# [PROBLEM]
The reply has to contain each record exactly as written.

# [DATASET ENTRIES]

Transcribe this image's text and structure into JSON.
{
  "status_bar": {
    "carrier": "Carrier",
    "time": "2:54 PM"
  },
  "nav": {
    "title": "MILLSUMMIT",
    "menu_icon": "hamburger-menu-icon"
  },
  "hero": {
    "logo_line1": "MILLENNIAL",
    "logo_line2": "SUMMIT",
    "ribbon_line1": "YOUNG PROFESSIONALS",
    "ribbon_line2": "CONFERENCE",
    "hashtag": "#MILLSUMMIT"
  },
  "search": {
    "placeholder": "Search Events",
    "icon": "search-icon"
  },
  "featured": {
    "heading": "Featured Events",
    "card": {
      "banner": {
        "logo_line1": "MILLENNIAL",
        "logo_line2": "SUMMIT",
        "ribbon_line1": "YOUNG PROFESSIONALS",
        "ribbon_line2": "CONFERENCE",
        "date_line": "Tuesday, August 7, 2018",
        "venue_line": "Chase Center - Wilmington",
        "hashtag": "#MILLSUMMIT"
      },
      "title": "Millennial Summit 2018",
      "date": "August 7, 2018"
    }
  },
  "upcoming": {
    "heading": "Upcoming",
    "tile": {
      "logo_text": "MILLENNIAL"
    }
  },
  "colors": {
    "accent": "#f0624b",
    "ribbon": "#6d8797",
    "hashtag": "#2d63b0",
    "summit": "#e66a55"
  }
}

# [ANSWER SECTION]
Transcribe this image's text and structure into JSON.
{
  "status_bar": {
    "carrier": "Carrier",
    "time": "2:54 PM"
  },
  "nav": {
    "title": "MILLSUMMIT",
    "menu_icon": "hamburger-menu-icon"
  },
  "hero": {
    "logo_line1": "MILLENNIAL",
    "logo_line2": "SUMMIT",
    "ribbon_line1": "YOUNG PROFESSIONALS",
    "ribbon_line2": "CONFERENCE",
    "hashtag": "#MILLSUMMIT"
  },
  "search": {
    "placeholder": "Search Events",
    "icon": "search-icon"
  },
  "featured": {
    "heading": "Featured Events",
    "card": {
      "banner": {
        "logo_line1": "MILLENNIAL",
        "logo_line2": "SUMMIT",
        "ribbon_line1": "YOUNG PROFESSIONALS",
        "ribbon_line2": "CONFERENCE",
        "date_line": "Tuesday, August 7, 2018",
        "venue_line": "Chase Center - Wilmington",
        "hashtag": "#MILLSUMMIT"
      },
      "title": "Millennial Summit 2018",
      "date": "August 7, 2018"
    }
  },
  "upcoming": {
    "heading": "Upcoming",
    "tile": {
      "logo_text": "MILLENNIAL"
    }
  },
  "colors": {
    "accent": "#f0624b",
    "ribbon": "#6d8797",
    "hashtag": "#2d63b0",
    "summit": "#e66a55"
  }
}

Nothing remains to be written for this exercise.